sugar highs

Posted by in Blog, nutrition, Uncategorized

When it comes to sugary foods, I like many people experience times where such as Christmas and Easter, when too much of the white stuff is consumed and just like a good party, overindulging feels great at the time but can leave the body feeling pretty fragile once the good times stop rolling.

When our bodies have been knocked out of balance from too much sugar, we may struggle to get up in the morning and stay alert during the day. A foggy head, digestive problems, headaches and mood swings, including depression may also become issues.

These health problems result from the over-acidic nature of sugar and it’s leaching effect of valuable vitamins and minerals from the body. Refined sugar also puts pressure on organs such as the liver, kidneys and pancreas, as they try to detox the sugar out of the system.

Whilst a yearly Christmas binge may not have any long term implications, eating large amounts of sugar on a regular basis certainly will.

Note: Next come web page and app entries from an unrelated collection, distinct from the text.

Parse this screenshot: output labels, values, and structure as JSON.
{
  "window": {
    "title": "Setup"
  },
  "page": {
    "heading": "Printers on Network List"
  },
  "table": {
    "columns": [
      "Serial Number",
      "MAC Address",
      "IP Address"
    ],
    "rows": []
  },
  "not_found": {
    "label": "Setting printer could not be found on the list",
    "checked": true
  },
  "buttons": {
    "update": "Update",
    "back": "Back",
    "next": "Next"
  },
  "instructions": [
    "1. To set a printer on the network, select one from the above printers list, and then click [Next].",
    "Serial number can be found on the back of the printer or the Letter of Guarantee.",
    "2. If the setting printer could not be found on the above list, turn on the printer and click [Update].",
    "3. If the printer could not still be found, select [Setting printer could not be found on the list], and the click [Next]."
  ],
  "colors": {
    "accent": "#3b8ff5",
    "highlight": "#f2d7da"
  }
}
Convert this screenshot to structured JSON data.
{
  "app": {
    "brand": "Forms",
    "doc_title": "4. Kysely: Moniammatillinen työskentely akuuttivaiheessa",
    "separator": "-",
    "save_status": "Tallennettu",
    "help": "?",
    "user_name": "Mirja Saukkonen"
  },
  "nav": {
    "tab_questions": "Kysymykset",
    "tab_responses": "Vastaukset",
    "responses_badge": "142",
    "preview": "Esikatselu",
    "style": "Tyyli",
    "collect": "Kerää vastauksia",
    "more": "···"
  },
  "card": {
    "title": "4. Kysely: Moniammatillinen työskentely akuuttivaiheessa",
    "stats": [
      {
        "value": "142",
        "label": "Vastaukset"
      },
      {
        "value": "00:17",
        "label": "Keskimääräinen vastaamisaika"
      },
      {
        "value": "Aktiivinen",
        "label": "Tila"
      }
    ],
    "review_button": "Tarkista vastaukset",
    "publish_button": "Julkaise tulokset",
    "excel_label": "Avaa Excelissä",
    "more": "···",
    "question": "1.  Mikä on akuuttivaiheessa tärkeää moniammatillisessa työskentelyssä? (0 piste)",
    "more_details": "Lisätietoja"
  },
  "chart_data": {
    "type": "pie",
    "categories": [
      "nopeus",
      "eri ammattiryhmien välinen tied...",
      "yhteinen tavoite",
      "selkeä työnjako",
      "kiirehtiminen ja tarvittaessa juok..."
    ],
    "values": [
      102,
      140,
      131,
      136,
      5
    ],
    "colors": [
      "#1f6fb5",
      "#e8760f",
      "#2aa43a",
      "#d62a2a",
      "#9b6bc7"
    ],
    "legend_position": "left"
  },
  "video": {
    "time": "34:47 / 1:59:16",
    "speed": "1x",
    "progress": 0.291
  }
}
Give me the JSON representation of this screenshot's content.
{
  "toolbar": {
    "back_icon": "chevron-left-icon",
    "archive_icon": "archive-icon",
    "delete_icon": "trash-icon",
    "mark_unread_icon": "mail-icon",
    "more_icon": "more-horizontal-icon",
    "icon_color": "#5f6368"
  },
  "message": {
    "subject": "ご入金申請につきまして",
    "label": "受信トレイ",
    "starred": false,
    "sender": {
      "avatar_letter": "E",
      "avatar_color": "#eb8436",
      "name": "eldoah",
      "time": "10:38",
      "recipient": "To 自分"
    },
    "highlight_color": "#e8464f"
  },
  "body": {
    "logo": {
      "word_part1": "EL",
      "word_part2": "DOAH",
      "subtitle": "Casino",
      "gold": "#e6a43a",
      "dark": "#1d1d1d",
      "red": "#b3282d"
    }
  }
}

We commonly associate too much sugar with dental caries, diabetes and obesity however the white stuff can also lead to poor immune function, an overgrowth of Candida, heart problems and high cholesterol. The effect of sugar on children’s intellectual development is an issue that we should all take very seriously.

The problem is that once you start consuming sugar, it can become ridiculously addictive and very difficult to quit. In fact, William Dufty in his book ‘Sugar Blues’ believes that the difference between sugar and narcotic addiction is largely one of degree.

Be aware that when trying to wean yourself of sugar you may suffer with withdrawal symptoms such as headaches, overwhelming cravings and mood swings, or you will be going along quite nicely then have a few pieces of chocolate and you will be back to square one with the cravings.

Another major hurdle to reducing sugar is it’s prevalence in so many processed foods, it’s not just cakes and sweets that contain refined sugars, large amounts can be found in everyday foods such as breakfast cereals, breads, sauces and dips. We have become so used to these high sugar flavours that we may no longer be able to taste the natural sweetness found in fruits and vegetables.

In order to break the sugar cycle, setting a date and feeling mentally committed to quitting can really help. Going cold turkey is definitely a challenge but within a few days cravings can be reduced. Avoid all refined sugar found in chocolates, cakes and biscuits, artificial sweeteners which are potent neurotoxins and the natural sweetness found in honey, maple syrup and dried fruits until things get under control.

Here are further tips to help you overcome the cravings and re-balance your system.

1. Recognise that the human body naturally craves carbohydrate for fuel, but respond to these cravings with slow release sugars found in whole grains breads and cereals and sweet vegetables such as carrot, beetroot and sweet potato.
2. Eat regular meals at roughly the same time everyday, making sure that you include quality protein in the form of lean meats, nuts, beans and pulses at every meal.
3. Always have a handful of nuts at hand, almonds are perfect, for those times when you feel your energy dropping and you need a boost.
4. Sour foods such as lemons, plain yogurt and fermented foods can curb sugar cravings.
5. Consider a chromium supplement which can help to get blood sugars into a healthy pattern.
6. When you do re-introduce sugar, try to include natural sweeteners such as raw honey and maple syrup, as they are closer to nature and contain vitamins and minerals, they are however still simple sugars so moderation is the key. Don’t be fooled by brown or raw sugar, it’s simply refined white sugar with the molasses added.

If your sweet tooth has spiraled out of control lately and you’re feeling at the mercy of your cravings, give these suggestions a try and watch your energy and focus return, your waistline shrink and your mood improve. Once you’re back in balance you may find that sugary foods no longer appeal but if you do indulge once in a while it will be from a place of pleasure rather than addiction.